Dreaper certainly had the magic touch when it came to this race, and he seems to have passed some of that knowledge down to his son, Jim Dreaper, who himself trained four Irish Grand National winners over the course of his career.
Tom & Jim Dreaper’s Irish Grand National Wins
|1942||Tom Dreaper||Prince Regent||Timmy Hyde||James V. Rank|
|1949||Tom Dreaper||Shagreen||E. Newman||James V. Rank|
|1954||Tom Dreaper||Royal Approach||Pat Taaffe||Lord Bicester|
|1960||Tom Dreaper||Olympia||Toss Taaffe||Lord Donoughmore|
|1961||Tom Dreaper||Fortria||Pat Taaffe||George Ansley|
|1962||Tom Dreaper||Kerforo||Liam McLoughlin||Frank Stafford|
|1963||Tom Dreaper||Last Link||Paddy Woods||Alec Craigie|
|1964||Tom Dreaper||Arkle||Pat Taaffe||Anne, Duchess of Westminster|
|1965||Tom Dreaper||Splash||Paddy Woods||Alec Craigie|
|1966||Tom Dreaper||Flyingbolt||Pat Taaffe||T. Wilkinson|
|1974||Jim Dreaper||Colebridge||Eddie Wright||Connie Burrell|
|1975||Jim Dreaper||Brown Lad||Tommy Carberry||Connie Burrell|
|1976||Jim Dreaper||Brown Lad||Tommy Carberry||Connie Burrell|
|1978||Jim Dreaper||Brown Lad||Gerry Dowd||Connie Burrell|
It’s As Easy As 1-2-3 For Mullins
He may be the most famous name in the training game when it comes to Irish National Hunt racing, and quite rightly so given his achievements both domestically and at the Cheltenham Festival in particular, but up until 2019 Willie Mullins had never won this event.
If you are going to break your duck in a race, then you might as well do it in style, and Mullins followed that to the letter in the year in which he also landed the Cheltenham Gold Cup for the first time. Not content with training the winner, Burrows Edge, Mullins also saddled the runner up Isleofhopesanddreams, and third-placed finisher, Acapella Bourgeois. A truly fantastic achievement in one of the most competitive handicaps of the Irish season.

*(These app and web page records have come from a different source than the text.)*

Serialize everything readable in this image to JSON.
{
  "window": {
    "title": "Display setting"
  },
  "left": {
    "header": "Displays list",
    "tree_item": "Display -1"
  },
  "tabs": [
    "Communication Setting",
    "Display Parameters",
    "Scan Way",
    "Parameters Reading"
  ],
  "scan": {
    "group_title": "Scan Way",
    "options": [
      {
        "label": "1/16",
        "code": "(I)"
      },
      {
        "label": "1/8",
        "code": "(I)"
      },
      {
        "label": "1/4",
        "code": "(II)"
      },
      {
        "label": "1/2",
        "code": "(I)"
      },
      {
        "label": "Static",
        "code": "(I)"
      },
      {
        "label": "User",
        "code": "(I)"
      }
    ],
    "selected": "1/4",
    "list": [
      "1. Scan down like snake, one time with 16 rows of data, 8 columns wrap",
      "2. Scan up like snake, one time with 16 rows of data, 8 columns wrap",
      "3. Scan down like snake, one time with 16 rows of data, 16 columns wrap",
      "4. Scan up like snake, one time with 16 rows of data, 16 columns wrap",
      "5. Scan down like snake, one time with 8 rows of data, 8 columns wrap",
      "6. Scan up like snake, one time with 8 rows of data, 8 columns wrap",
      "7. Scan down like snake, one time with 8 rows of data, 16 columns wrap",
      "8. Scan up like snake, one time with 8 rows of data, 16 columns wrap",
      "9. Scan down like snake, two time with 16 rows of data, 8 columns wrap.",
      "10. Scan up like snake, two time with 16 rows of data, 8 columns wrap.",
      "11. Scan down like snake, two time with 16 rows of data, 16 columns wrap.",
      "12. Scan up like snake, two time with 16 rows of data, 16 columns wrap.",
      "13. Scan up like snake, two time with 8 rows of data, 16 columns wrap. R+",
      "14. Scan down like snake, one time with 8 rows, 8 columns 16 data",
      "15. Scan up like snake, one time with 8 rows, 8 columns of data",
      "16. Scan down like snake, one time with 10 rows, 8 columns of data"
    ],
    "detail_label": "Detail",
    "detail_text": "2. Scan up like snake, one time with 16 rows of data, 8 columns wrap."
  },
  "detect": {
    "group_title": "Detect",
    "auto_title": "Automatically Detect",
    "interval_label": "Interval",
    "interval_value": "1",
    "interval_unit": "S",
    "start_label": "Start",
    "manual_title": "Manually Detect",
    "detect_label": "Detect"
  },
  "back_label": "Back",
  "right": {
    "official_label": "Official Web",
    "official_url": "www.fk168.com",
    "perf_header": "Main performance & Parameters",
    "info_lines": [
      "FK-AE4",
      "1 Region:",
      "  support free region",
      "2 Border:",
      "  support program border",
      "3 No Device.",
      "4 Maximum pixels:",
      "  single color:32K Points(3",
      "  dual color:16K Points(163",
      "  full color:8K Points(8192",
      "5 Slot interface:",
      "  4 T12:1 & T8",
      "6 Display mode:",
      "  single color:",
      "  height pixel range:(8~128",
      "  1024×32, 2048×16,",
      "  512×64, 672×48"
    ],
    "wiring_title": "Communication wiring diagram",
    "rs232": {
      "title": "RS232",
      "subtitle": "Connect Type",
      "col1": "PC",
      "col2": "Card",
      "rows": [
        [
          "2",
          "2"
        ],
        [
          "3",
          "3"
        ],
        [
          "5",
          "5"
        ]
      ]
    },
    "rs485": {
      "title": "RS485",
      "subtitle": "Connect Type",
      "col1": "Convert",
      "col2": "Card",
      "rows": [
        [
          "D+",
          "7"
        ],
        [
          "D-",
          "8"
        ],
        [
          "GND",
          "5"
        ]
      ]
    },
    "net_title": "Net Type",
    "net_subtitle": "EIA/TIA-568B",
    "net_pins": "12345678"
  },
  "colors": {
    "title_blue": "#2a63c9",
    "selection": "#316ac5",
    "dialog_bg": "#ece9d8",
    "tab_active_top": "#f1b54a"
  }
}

Irish Grand National 2019 Result
|1st||Burrows Saint||Willie Mullins||Ruby Walsh||10st 8lbs||6||6/1 F|
|2nd||Isleofhopendreams||Willie Mullins||Danny Mullins||10st 7lbs||12||20/1|

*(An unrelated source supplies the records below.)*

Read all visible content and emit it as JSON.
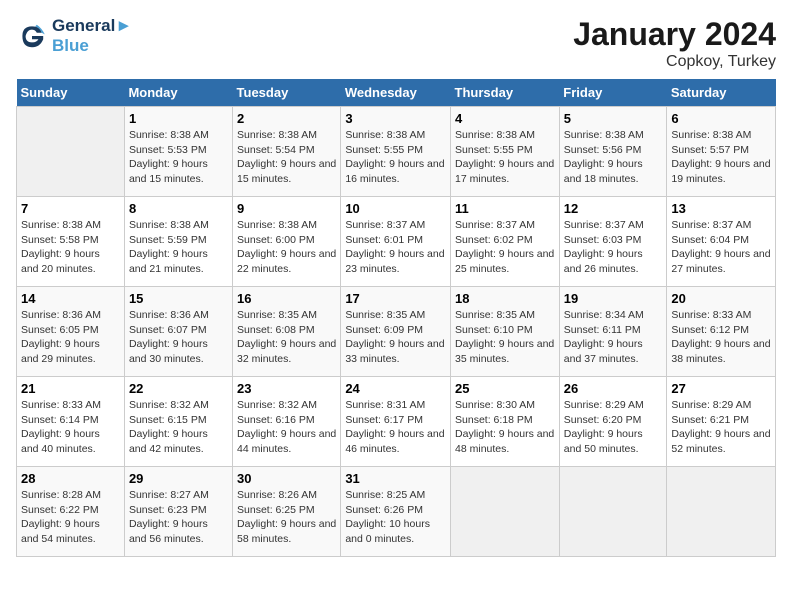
{
  "header": {
    "logo_line1": "General",
    "logo_line2": "Blue",
    "month": "January 2024",
    "location": "Copkoy, Turkey"
  },
  "days_of_week": [
    "Sunday",
    "Monday",
    "Tuesday",
    "Wednesday",
    "Thursday",
    "Friday",
    "Saturday"
  ],
  "weeks": [
    [
      {
        "day": "",
        "empty": true
      },
      {
        "day": "1",
        "sunrise": "8:38 AM",
        "sunset": "5:53 PM",
        "daylight": "9 hours and 15 minutes."
      },
      {
        "day": "2",
        "sunrise": "8:38 AM",
        "sunset": "5:54 PM",
        "daylight": "9 hours and 15 minutes."
      },
      {
        "day": "3",
        "sunrise": "8:38 AM",
        "sunset": "5:55 PM",
        "daylight": "9 hours and 16 minutes."
      },
      {
        "day": "4",
        "sunrise": "8:38 AM",
        "sunset": "5:55 PM",
        "daylight": "9 hours and 17 minutes."
      },
      {
        "day": "5",
        "sunrise": "8:38 AM",
        "sunset": "5:56 PM",
        "daylight": "9 hours and 18 minutes."
      },
      {
        "day": "6",
        "sunrise": "8:38 AM",
        "sunset": "5:57 PM",
        "daylight": "9 hours and 19 minutes."
      }
    ],
    [
      {
        "day": "7",
        "sunrise": "8:38 AM",
        "sunset": "5:58 PM",
        "daylight": "9 hours and 20 minutes."
      },
      {
        "day": "8",
        "sunrise": "8:38 AM",
        "sunset": "5:59 PM",
        "daylight": "9 hours and 21 minutes."
      },
      {
        "day": "9",
        "sunrise": "8:38 AM",
        "sunset": "6:00 PM",
        "daylight": "9 hours and 22 minutes."
      },
      {
        "day": "10",
        "sunrise": "8:37 AM",
        "sunset": "6:01 PM",
        "daylight": "9 hours and 23 minutes."
      },
      {
        "day": "11",
        "sunrise": "8:37 AM",
        "sunset": "6:02 PM",
        "daylight": "9 hours and 25 minutes."
      },
      {
        "day": "12",
        "sunrise": "8:37 AM",
        "sunset": "6:03 PM",
        "daylight": "9 hours and 26 minutes."
      },
      {
        "day": "13",
        "sunrise": "8:37 AM",
        "sunset": "6:04 PM",
        "daylight": "9 hours and 27 minutes."
      }
    ],
    [
      {
        "day": "14",
        "sunrise": "8:36 AM",
        "sunset": "6:05 PM",
        "daylight": "9 hours and 29 minutes."
      },
      {
        "day": "15",
        "sunrise": "8:36 AM",
        "sunset": "6:07 PM",
        "daylight": "9 hours and 30 minutes."
      },
      {
        "day": "16",
        "sunrise": "8:35 AM",
        "sunset": "6:08 PM",
        "daylight": "9 hours and 32 minutes."
      },
      {
        "day": "17",
        "sunrise": "8:35 AM",
        "sunset": "6:09 PM",
        "daylight": "9 hours and 33 minutes."
      },
      {
        "day": "18",
        "sunrise": "8:35 AM",
        "sunset": "6:10 PM",
        "daylight": "9 hours and 35 minutes."
      },
      {
        "day": "19",
        "sunrise": "8:34 AM",
        "sunset": "6:11 PM",
        "daylight": "9 hours and 37 minutes."
      },
      {
        "day": "20",
        "sunrise": "8:33 AM",
        "sunset": "6:12 PM",
        "daylight": "9 hours and 38 minutes."
      }
    ],
    [
      {
        "day": "21",
        "sunrise": "8:33 AM",
        "sunset": "6:14 PM",
        "daylight": "9 hours and 40 minutes."
      },
      {
        "day": "22",
        "sunrise": "8:32 AM",
        "sunset": "6:15 PM",
        "daylight": "9 hours and 42 minutes."
      },
      {
        "day": "23",
        "sunrise": "8:32 AM",
        "sunset": "6:16 PM",
        "daylight": "9 hours and 44 minutes."
      },
      {
        "day": "24",
        "sunrise": "8:31 AM",
        "sunset": "6:17 PM",
        "daylight": "9 hours and 46 minutes."
      },
      {
        "day": "25",
        "sunrise": "8:30 AM",
        "sunset": "6:18 PM",
        "daylight": "9 hours and 48 minutes."
      },
      {
        "day": "26",
        "sunrise": "8:29 AM",
        "sunset": "6:20 PM",
        "daylight": "9 hours and 50 minutes."
      },
      {
        "day": "27",
        "sunrise": "8:29 AM",
        "sunset": "6:21 PM",
        "daylight": "9 hours and 52 minutes."
      }
    ],
    [
      {
        "day": "28",
        "sunrise": "8:28 AM",
        "sunset": "6:22 PM",
        "daylight": "9 hours and 54 minutes."
      },
      {
        "day": "29",
        "sunrise": "8:27 AM",
        "sunset": "6:23 PM",
        "daylight": "9 hours and 56 minutes."
      },
      {
        "day": "30",
        "sunrise": "8:26 AM",
        "sunset": "6:25 PM",
        "daylight": "9 hours and 58 minutes."
      },
      {
        "day": "31",
        "sunrise": "8:25 AM",
        "sunset": "6:26 PM",
        "daylight": "10 hours and 0 minutes."
      },
      {
        "day": "",
        "empty": true
      },
      {
        "day": "",
        "empty": true
      },
      {
        "day": "",
        "empty": true
      }
    ]
  ]
}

|3rd||Acapella Bourgeois||Willie Mullins||Jonathan Burke||11st 0lbs||9||18/1|
|4th||Snugsborough Benny||Liam P. Cusak||Denis O’Regan||10st 9lbs||9||14/1|

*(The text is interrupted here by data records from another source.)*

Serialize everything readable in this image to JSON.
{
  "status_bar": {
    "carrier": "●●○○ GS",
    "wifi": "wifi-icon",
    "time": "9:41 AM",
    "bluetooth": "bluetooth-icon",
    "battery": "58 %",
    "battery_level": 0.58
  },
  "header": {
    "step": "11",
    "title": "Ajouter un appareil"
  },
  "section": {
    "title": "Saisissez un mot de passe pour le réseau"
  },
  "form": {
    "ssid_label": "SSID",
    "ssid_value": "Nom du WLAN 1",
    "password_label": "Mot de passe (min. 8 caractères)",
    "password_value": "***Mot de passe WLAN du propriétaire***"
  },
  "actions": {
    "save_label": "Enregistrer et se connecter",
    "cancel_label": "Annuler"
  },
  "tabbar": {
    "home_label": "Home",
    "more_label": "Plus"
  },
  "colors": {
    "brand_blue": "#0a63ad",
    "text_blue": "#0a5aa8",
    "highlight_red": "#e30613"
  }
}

Brown Brings The House Down
No tale of the history of this great race would be complete without mention of the single most successful horse in the history of the contest: the tough, talented and genuine Brown Lad. First successful for Jim Dreaper in 1975, he returned to successfully defend his crown one year later, thus joining Scots Grey, The Gift, Little Hack II and Halston as the only two-time winners of the race.
Not content with that though, the then 12 year old Brown Lad rolled back the years to lead them all home once again in 1978, becoming the first and (as of 2019) only three-time champion.